• [Prompt]
Go to the line containing "Convert this screenshot" and return it and each line after it exactly, through the end of the data below, and nothing more.

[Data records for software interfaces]
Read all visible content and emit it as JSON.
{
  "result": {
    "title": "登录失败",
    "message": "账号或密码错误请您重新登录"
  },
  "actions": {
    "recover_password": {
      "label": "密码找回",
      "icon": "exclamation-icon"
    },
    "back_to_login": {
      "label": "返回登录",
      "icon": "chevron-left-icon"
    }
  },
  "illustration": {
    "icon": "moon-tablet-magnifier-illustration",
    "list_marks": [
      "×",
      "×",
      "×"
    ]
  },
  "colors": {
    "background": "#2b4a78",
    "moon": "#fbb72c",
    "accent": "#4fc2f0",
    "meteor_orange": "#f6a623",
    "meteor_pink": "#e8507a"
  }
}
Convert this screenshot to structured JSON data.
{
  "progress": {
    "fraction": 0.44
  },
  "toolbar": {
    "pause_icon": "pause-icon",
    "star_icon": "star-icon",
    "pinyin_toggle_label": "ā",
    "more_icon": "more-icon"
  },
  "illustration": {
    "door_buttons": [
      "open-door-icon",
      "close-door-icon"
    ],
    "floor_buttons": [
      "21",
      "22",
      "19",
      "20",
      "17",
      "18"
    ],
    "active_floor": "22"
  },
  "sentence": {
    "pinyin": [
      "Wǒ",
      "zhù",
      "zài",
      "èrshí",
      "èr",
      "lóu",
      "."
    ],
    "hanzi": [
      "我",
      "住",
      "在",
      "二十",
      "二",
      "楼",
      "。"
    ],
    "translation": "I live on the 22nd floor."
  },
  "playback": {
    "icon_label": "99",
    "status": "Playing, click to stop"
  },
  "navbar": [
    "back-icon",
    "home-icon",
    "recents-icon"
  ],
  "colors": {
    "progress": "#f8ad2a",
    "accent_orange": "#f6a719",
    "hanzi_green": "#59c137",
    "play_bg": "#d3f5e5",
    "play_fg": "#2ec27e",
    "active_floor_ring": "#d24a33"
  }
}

• [Response]
Convert this screenshot to structured JSON data.
{
  "progress": {
    "fraction": 0.44
  },
  "toolbar": {
    "pause_icon": "pause-icon",
    "star_icon": "star-icon",
    "pinyin_toggle_label": "ā",
    "more_icon": "more-icon"
  },
  "illustration": {
    "door_buttons": [
      "open-door-icon",
      "close-door-icon"
    ],
    "floor_buttons": [
      "21",
      "22",
      "19",
      "20",
      "17",
      "18"
    ],
    "active_floor": "22"
  },
  "sentence": {
    "pinyin": [
      "Wǒ",
      "zhù",
      "zài",
      "èrshí",
      "èr",
      "lóu",
      "."
    ],
    "hanzi": [
      "我",
      "住",
      "在",
      "二十",
      "二",
      "楼",
      "。"
    ],
    "translation": "I live on the 22nd floor."
  },
  "playback": {
    "icon_label": "99",
    "status": "Playing, click to stop"
  },
  "navbar": [
    "back-icon",
    "home-icon",
    "recents-icon"
  ],
  "colors": {
    "progress": "#f8ad2a",
    "accent_orange": "#f6a719",
    "hanzi_green": "#59c137",
    "play_bg": "#d3f5e5",
    "play_fg": "#2ec27e",
    "active_floor_ring": "#d24a33"
  }
}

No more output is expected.